Community water fluoridation

Most water supplies contain some fluoride and in the early 20th century, levels of tooth decay were found to be associated with fluoride levels in drinking water.

This led to the introduction of water fluoridation schemes to add fluoride to water supplies to improve dental health.

Community water fluoridation schemes have operated for over 70 years; the first fluoridation scheme was introduced in the US in 1945. The first substantive UK scheme was established in Birmingham in 1964.

Community water fluoridationin England

Around 5.8 million people in England receive fluoridated water. This means fluoride has been added to bring it up to around 1mg of fluoride per litre of water, which is a level found to reduce tooth decay levels.

The decision about whether to add fluoride to the water supply is made by individual local authorities. Areas where water fluoridation schemes are currently in place include parts of:
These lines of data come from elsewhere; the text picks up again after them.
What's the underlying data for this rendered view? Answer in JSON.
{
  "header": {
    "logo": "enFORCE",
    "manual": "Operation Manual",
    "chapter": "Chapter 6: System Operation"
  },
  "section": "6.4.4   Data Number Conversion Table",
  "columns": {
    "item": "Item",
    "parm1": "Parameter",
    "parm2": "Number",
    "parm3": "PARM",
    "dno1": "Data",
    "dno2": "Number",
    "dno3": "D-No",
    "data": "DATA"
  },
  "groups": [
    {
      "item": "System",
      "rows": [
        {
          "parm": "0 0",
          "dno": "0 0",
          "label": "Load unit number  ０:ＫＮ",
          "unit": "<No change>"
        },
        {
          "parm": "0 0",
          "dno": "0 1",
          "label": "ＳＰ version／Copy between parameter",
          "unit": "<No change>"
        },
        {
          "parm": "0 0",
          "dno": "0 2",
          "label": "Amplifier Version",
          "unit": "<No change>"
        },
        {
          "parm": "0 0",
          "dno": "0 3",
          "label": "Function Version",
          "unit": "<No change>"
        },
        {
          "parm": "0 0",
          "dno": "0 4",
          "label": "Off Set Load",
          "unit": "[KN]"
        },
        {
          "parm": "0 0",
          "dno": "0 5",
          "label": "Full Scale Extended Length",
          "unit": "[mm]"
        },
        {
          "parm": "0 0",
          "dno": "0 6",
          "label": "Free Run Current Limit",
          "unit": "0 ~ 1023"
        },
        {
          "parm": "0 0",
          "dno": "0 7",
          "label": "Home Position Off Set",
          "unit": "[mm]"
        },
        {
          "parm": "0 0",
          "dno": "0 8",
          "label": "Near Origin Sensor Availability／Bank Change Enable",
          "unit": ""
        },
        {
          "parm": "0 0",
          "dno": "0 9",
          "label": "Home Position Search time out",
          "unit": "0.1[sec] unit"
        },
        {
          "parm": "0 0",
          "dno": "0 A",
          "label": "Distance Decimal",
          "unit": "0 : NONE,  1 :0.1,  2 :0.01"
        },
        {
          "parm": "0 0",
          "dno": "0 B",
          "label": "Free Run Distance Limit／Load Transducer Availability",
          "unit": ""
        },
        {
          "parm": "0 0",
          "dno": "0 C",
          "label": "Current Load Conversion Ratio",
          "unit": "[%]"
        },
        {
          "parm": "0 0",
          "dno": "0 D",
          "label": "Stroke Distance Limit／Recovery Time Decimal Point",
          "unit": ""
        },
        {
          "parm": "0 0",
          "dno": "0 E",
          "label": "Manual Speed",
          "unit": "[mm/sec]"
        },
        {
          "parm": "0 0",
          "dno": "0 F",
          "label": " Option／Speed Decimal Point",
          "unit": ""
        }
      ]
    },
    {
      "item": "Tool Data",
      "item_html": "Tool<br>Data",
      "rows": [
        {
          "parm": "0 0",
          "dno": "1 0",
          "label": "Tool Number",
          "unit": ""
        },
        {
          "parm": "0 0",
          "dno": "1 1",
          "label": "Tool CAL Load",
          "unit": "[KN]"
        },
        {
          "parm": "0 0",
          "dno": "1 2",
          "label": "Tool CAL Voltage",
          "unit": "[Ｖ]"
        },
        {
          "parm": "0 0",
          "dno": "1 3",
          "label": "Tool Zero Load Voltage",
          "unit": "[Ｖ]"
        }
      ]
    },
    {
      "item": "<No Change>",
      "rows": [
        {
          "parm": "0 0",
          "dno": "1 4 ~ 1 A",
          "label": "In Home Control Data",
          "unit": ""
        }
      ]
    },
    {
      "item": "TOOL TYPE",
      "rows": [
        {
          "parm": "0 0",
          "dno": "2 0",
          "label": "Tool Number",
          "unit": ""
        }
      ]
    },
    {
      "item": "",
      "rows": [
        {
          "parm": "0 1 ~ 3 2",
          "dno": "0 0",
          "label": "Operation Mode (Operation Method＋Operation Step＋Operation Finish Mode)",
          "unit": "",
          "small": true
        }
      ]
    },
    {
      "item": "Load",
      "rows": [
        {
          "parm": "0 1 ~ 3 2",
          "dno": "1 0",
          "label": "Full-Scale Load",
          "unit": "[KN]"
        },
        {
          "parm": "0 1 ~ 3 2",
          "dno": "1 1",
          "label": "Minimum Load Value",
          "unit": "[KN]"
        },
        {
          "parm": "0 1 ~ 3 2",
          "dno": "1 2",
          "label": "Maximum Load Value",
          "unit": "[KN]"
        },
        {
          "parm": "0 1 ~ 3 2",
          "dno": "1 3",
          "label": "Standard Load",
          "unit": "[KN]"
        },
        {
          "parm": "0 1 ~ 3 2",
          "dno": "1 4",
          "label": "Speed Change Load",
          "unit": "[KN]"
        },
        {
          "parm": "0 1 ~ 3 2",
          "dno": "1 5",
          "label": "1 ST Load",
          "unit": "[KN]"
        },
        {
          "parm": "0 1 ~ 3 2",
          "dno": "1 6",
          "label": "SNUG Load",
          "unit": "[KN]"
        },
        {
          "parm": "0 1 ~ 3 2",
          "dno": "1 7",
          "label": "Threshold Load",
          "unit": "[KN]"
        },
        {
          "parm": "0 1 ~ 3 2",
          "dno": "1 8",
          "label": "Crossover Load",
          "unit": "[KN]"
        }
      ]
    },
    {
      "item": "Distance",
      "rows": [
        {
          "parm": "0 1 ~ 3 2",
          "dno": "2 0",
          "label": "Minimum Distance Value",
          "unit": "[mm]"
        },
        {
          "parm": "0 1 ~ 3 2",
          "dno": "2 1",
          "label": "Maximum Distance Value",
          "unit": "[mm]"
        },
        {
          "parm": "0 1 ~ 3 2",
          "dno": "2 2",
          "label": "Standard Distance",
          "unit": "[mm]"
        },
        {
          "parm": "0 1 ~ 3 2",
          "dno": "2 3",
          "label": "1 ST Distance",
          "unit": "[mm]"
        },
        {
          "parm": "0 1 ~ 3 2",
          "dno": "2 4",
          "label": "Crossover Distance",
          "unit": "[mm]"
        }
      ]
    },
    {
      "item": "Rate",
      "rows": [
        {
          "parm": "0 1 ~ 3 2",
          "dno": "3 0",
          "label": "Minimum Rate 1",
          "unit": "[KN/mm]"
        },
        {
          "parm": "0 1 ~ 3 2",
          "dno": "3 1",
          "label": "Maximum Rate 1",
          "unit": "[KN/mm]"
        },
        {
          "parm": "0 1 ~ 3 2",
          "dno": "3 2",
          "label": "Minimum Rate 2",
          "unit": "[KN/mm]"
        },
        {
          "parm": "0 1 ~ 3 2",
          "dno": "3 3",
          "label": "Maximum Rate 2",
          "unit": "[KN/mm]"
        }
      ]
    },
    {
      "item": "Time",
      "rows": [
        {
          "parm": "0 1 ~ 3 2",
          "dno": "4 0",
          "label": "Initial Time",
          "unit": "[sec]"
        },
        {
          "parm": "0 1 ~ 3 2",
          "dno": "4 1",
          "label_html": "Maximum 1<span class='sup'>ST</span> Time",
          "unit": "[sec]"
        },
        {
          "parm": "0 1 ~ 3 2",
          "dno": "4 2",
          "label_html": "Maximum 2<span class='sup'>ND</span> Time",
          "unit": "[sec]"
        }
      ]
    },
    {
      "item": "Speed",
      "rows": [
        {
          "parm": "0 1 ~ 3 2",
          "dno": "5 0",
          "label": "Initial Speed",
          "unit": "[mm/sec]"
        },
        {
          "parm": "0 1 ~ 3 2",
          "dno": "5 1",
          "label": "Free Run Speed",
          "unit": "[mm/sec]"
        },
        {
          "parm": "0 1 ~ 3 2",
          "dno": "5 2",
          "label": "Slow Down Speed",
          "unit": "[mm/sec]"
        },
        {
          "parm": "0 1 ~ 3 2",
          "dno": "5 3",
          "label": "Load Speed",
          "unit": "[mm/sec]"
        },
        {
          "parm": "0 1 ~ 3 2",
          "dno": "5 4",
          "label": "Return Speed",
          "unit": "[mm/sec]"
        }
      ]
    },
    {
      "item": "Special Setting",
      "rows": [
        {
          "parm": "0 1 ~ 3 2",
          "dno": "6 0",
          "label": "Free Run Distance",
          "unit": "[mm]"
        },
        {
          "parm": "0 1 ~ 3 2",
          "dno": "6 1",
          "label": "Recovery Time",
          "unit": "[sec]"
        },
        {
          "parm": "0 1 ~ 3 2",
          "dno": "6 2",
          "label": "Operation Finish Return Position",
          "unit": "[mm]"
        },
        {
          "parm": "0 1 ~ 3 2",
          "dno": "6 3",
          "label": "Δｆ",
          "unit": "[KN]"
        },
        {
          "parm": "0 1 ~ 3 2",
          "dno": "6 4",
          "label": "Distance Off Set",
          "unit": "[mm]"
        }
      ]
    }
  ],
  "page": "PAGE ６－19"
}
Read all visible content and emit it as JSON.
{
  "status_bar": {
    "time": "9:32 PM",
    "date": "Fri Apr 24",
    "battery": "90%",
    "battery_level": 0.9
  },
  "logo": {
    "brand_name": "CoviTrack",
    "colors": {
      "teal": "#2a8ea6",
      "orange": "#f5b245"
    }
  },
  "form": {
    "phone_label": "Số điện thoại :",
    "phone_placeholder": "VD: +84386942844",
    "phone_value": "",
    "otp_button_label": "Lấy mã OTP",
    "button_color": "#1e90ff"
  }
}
  • the West Midlands
  • the North East
  • the East Midlands
  • Eastern England
  • the North West
  • Yorkshire and Humber

In some parts of the country, such as parts of the North East and Midlands, the public water supply naturally contains a level of fluoride that's similar to that seen in schemes. Some private water supplies contain more than this amount.

Your local water supplier should be able to tell you how much fluoride is in your water supply and whether any is added.Most companies have an online facility where you can use your postcode to check the water in your area.

What research has been carried out?

Over the past 50 years, there have been several reviews of the safety and effectiveness of water fluoridation schemes. Recent largereviews that have been carried out include:

Overall, these reviews found that water fluoridation appears to contribute to reduced tooth decay levels anddoesn't seem to be associated with any significant health risks (see below).

Content supplied by the NHS Website

Medically Reviewed by a doctor on 21 Dec 2018